above? Perhaps the best example is the case of a molecule that is
both synthesized and degraded inside cells. For generality, call
the molecule m. Then the differential equation for the
rate of change of the mass of m is
Looking back at the general differential equations presented
earlier, can you identify a term that might represent synthesis
and a term that might represent degradation? The logical choice
is that the a_{ij}(x) represent all the possible
synthesis terms and the a_{ji}(x) represent all
the possible degradation terms. Typically, this great generality
is unnecessary in practice, but it serves as a reminder of the
universe of possibilities. Another way of making this same point
is to emphasize that the A matrix of a biological system

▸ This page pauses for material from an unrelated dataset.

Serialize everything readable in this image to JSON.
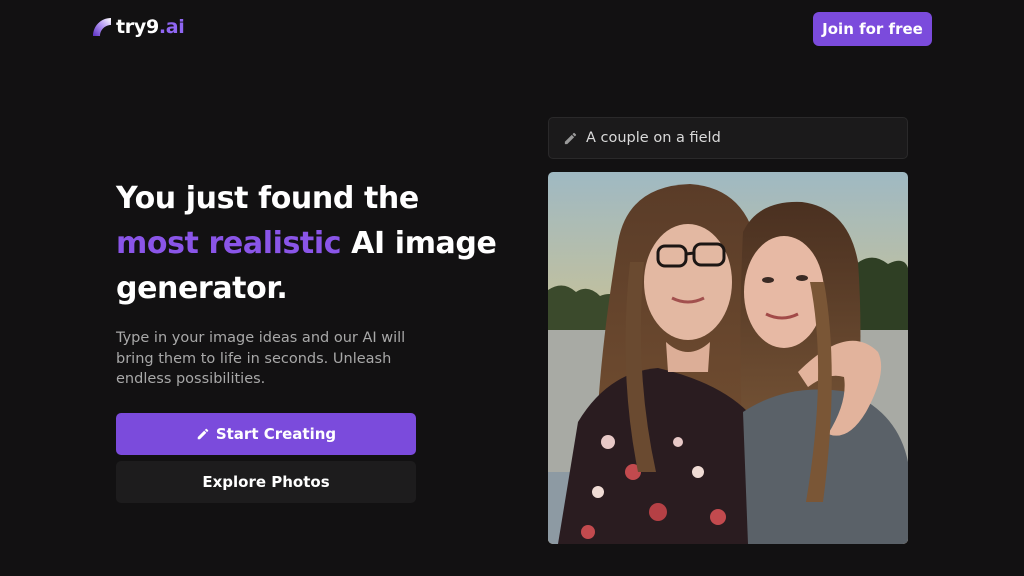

is almost always a sparse matrix. This means that most of the
elements, a_{ij}, of the matrix are, in fact, zero.
Consider, for example, the differential equation for the mass of
a particular second messenger, cyclic AMP, in the cytosol of a
particular cell. Let C be the mass of cAMP, then
In other words, there is only one positive term and only one
negative term in the differential equation for cAMP. You will
find that many of the terms in biological differential equations
correspond to the functions of particular proteins, and these
particular terms correspond to the rate laws for two particular
enzymes; adenyl cyclase which catalyzes the conversion of ATP to
cAMP, and phosphodiesterase which catalyzes the hydrolysis of the
ester bond and thus converts cAMP to AMP.
The most difficult and rewarding work in mathematical modeling
of biological systems is the discovery of correct rate laws for
the processes you've indicated in your system diagram. This work
requires both biological and mathematical sophistication and is
the subject of the next chapter.